I didn’t. I bled. It hurt. I didn’t like it. It felt wrong.
This wasn’t how my romantic movie was supposed to go.
But no matter. The girls I thought were my friends spread the rumour that I was a slag almost as quickly as my rapist, Gordon. Amy and Zoe rang my mam, and then shortly after, both of my grandparents, to tell them what had happened, and that I was a slag.
No one believed me.
I was a slag.
I wasn’t a virgin.
My mam didn’t speak to me for weeks.
This was the worst time of my life at this point, and it had an enormous impact on me growing up. I actively avoided eye contact and going anywhere alone with boys. I didn’t kiss anyone again until I was 17, and it was this person who was the next person – the first person – I had sex with.
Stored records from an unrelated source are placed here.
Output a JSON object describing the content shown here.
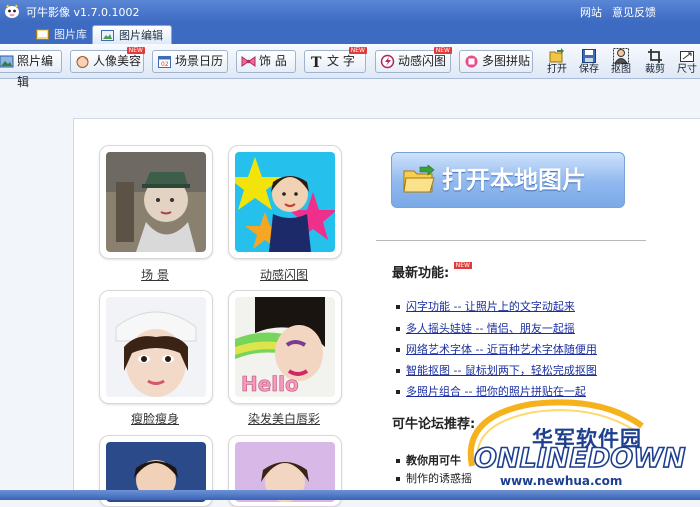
{
  "window": {
    "title": "可牛影像 v1.7.0.1002",
    "links": [
      "网站",
      "意见反馈"
    ]
  },
  "tabs": [
    {
      "label": "图片库",
      "active": false
    },
    {
      "label": "图片编辑",
      "active": true
    }
  ],
  "toolbar": {
    "buttons": [
      {
        "label": "照片编辑",
        "icon": "photo-edit-icon"
      },
      {
        "label": "人像美容",
        "icon": "face-icon",
        "new_badge": "NEW"
      },
      {
        "label": "场景日历",
        "icon": "calendar-icon"
      },
      {
        "label": "饰 品",
        "icon": "bow-icon"
      },
      {
        "label": "文 字",
        "icon": "text-icon",
        "new_badge": "NEW"
      },
      {
        "label": "动感闪图",
        "icon": "animation-icon",
        "new_badge": "NEW"
      },
      {
        "label": "多图拼贴",
        "icon": "collage-icon"
      }
    ],
    "tools": [
      {
        "label": "打开",
        "icon": "open-icon"
      },
      {
        "label": "保存",
        "icon": "save-icon"
      },
      {
        "label": "抠图",
        "icon": "cutout-icon"
      },
      {
        "label": "裁剪",
        "icon": "crop-icon"
      },
      {
        "label": "尺寸",
        "icon": "resize-icon"
      }
    ]
  },
  "thumbnails": [
    {
      "label": "场 景"
    },
    {
      "label": "动感闪图"
    },
    {
      "label": "瘦脸瘦身"
    },
    {
      "label": "染发美白唇彩"
    }
  ],
  "open_button": {
    "label": "打开本地图片"
  },
  "features": {
    "title": "最新功能:",
    "badge": "NEW",
    "items": [
      "闪字功能 -- 让照片上的文字动起来",
      "多人摇头娃娃 -- 情侣、朋友一起摇",
      "网络艺术字体 -- 近百种艺术字体随便用",
      "智能抠图 -- 鼠标划两下，轻松完成抠图",
      "多照片组合 -- 把你的照片拼贴在一起"
    ]
  },
  "forum": {
    "title": "可牛论坛推荐:",
    "items": [
      "教你用可牛",
      "制作的诱惑摇"
    ]
  },
  "watermark": {
    "cn": "华军软件园",
    "logo": "ONLINEDOWN",
    "url": "www.newhua.com"
  },
  "colors": {
    "title_bar": "#3d6bc1",
    "link": "#1a2ea0",
    "open_button": "#8fb8ee",
    "watermark": "#1d3f8f"
  }
}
It wasn’t necessarily consensual. I didn’t say no. I just knew that he wanted to have sex with me. I dated a couple of people after that, but the assumption was always if I was alone with a boy I had to have sex. Every time. Even if I didn’t really want to.
I still didn’t know what consent was.
And I wouldn’t until my first and only real relationship was over.
I was 26.
What is consent?
Consent is actually really bloody simple. Consent means that you have given permission or have received permission to engage in an intimate or sexual act.
Consent should be a part of your vocabulary, especially when engaging in an intimate and/or sexual encounter with another human – and you should be comfortable talking about it. If you’re not, then in the words of Captain Jean Luc Picard… Make it so.
How to give it and how to ask for it
There are many nuanced ways to give and ask for consent in the moment, but more broadly, consent can be both given and asked for in two ways:
It can be as simple as explicitly asking, “do you consent to this?” and receiving a yes or no answer. Or, by asking/receiving consent implicitly by both partners not stopping a specific action, and enthusiastically taking part.
Side bar: implicit consent is not the same as not consenting at all. If someone doesn’t stop a specific action, it doesn’t always mean you have consent. If in doubt, ask.
Admittedly, explicit consent is often the least problematic of routes. It’s clear, simple and consensual. You know and they know it.
Should I talk about consent with my partner(s)?
Yes. Especially if you’ve read this and have thought ‘hmm, I’ve never asked consent before, I’ve always assumed’. Odds are, you’re right on the money, but what if you’re not?
I think talking bout consent is important and sitting down with your partner(s) at any stage in a relationship to explicitly name what you like and don’t like, as well as what you want and don’t want during sex or a specific interaction, or even a relationship, is incredibly healthy.
So yeah, I wholeheartedly encourage everyone approaching their sex lives in a way that promotes healthy discourse!
Not only do these types of conversations provide you with explicit consent, they also offer a clear view of what is expected by, and what to expect from your partner.
Consent matters, and it’s such a crucial thing to teach young people. Consent underpins everything, and it’s the main thing that differentiates a happy, consensual sexual encounter from rape or sexual assault.
For women, we’ve been conditioned to ignore our boundaries for a man’s enjoyment and every sexual encounter I had from the ages of 14 to 26, were based entirely on a man’s expectation and desires more than my own – it wasn’t non-consensual, but I didn’t give consent either.
So, if I can impart any wisdom or knowledge around sex to anyone, it would be to talk loudly and proudly about consent, because too many of us haven’t been given that courtesy and it has damaging, lasting effects.